BEGIN DATA LISTING

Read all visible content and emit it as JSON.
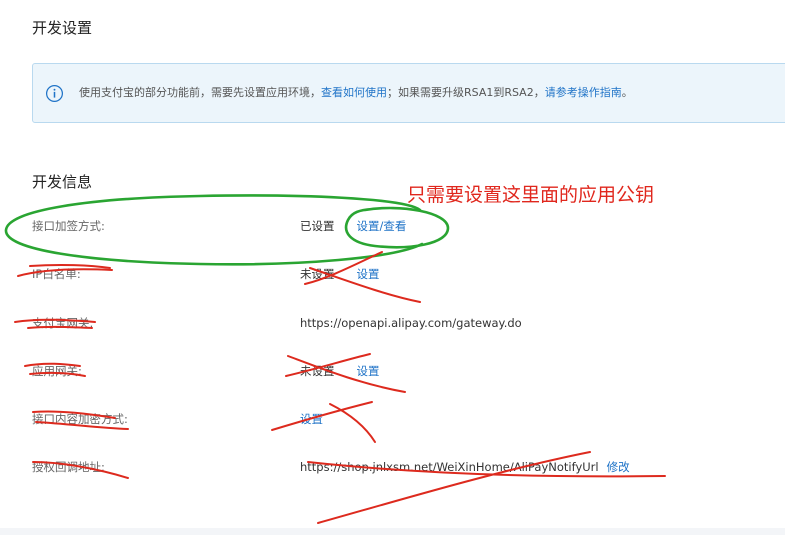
{
  "page": {
    "section1_title": "开发设置",
    "section2_title": "开发信息"
  },
  "notice": {
    "icon": "info-icon",
    "text_before": "使用支付宝的部分功能前，需要先设置应用环境，",
    "link1": "查看如何使用",
    "text_mid": "；如果需要升级RSA1到RSA2，",
    "link2": "请参考操作指南",
    "text_end": "。"
  },
  "rows": [
    {
      "label": "接口加签方式:",
      "value": "已设置",
      "action": "设置/查看"
    },
    {
      "label": "IP白名单:",
      "value": "未设置",
      "action": "设置"
    },
    {
      "label": "支付宝网关:",
      "value": "https://openapi.alipay.com/gateway.do"
    },
    {
      "label": "应用网关:",
      "value": "未设置",
      "action": "设置"
    },
    {
      "label": "接口内容加密方式:",
      "action": "设置"
    },
    {
      "label": "授权回调地址:",
      "value": "https://shop.jnlxsm.net/WeiXinHome/AliPayNotifyUrl",
      "action": "修改"
    }
  ],
  "annotation": {
    "text": "只需要设置这里面的应用公钥"
  },
  "colors": {
    "link": "#1f73c7",
    "annotation_red": "#e0271d",
    "circle_green": "#2aa532"
  }
}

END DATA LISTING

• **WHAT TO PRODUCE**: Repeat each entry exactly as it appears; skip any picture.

• **YOUR SOLUTION**:
Read all visible content and emit it as JSON.
{
  "page": {
    "section1_title": "开发设置",
    "section2_title": "开发信息"
  },
  "notice": {
    "icon": "info-icon",
    "text_before": "使用支付宝的部分功能前，需要先设置应用环境，",
    "link1": "查看如何使用",
    "text_mid": "；如果需要升级RSA1到RSA2，",
    "link2": "请参考操作指南",
    "text_end": "。"
  },
  "rows": [
    {
      "label": "接口加签方式:",
      "value": "已设置",
      "action": "设置/查看"
    },
    {
      "label": "IP白名单:",
      "value": "未设置",
      "action": "设置"
    },
    {
      "label": "支付宝网关:",
      "value": "https://openapi.alipay.com/gateway.do"
    },
    {
      "label": "应用网关:",
      "value": "未设置",
      "action": "设置"
    },
    {
      "label": "接口内容加密方式:",
      "action": "设置"
    },
    {
      "label": "授权回调地址:",
      "value": "https://shop.jnlxsm.net/WeiXinHome/AliPayNotifyUrl",
      "action": "修改"
    }
  ],
  "annotation": {
    "text": "只需要设置这里面的应用公钥"
  },
  "colors": {
    "link": "#1f73c7",
    "annotation_red": "#e0271d",
    "circle_green": "#2aa532"
  }
}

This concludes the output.